Sexual Harassment in the House of Medicine and Correlations to Burnout: A Cross-Sectional Survey


Burnout is a major problem among physicians in the United States. Women physicians experience higher rates of both burnout and sexual harassment than their male counterparts. Some studies from Asia and Europe have shown a correlation between sexual harassment at work and burnout in women physicians, but no studies on this topic have been done in the United States.


For this study, women physicians with active Louisiana licenses were invited to complete a cross-sectional self-report survey to assess burnout and sexual harassment. Burnout was assessed with the 2-item Maslach Burnout Inventory, and sexual harassment was assessed with a questionnaire adapted from the Sexual Experiences Questionnaire and a series of follow-up items.


The survey response rate was 13% (129 of 970 invitees). Of the 129 participants, 36% reported feeling burned out from their work at least once a week and 38% reported having experienced at least one inappropriate sexual incident in their career. Ninety-six percent of respondents reported having experienced gender harassment from their colleagues, while 69% had experienced unwanted sexual attention from the same. Additionally, 69 (53%) participants reported experiencing some form of sexual harassment from patients or their families. Colleague gender harassment was significantly correlated with burnout scores.
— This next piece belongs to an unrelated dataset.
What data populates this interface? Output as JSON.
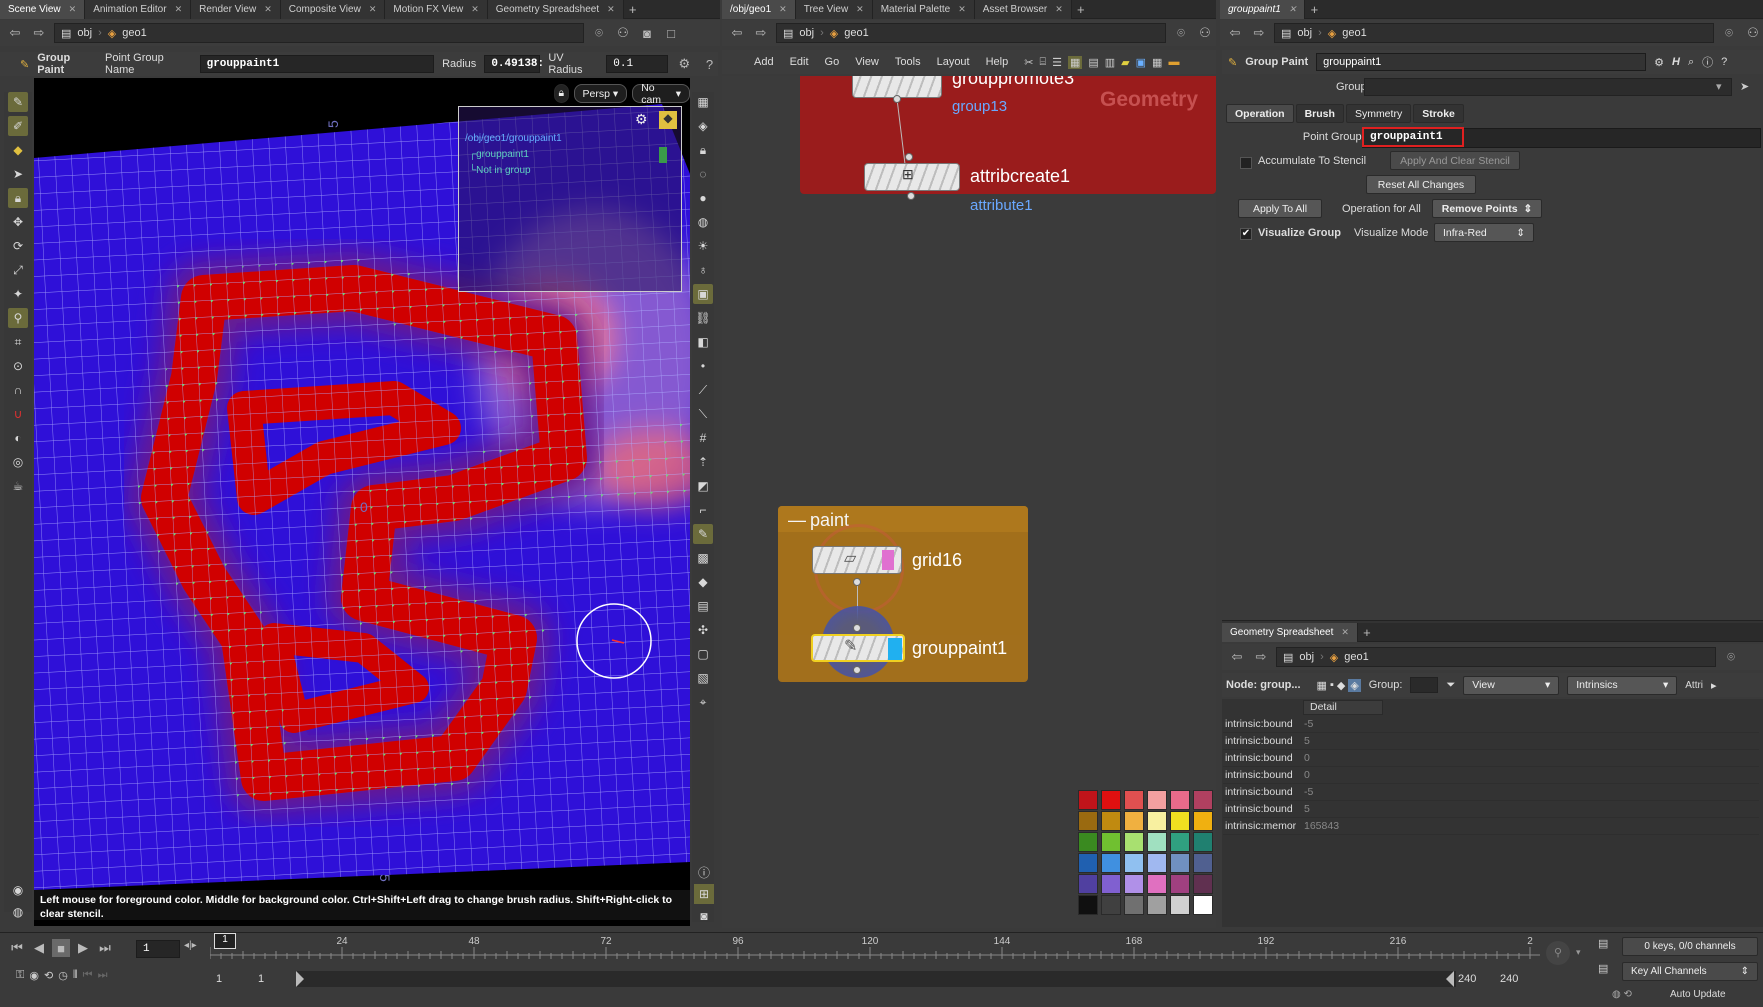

This study found that reports of burnout and gender harassment from colleagues were significantly correlated. The results also align with previous findings of high rates of sexual harassment in medical school and residency. More research should be done in this area, especially focusing on women in training, women of color, and sexual and gender minority individuals.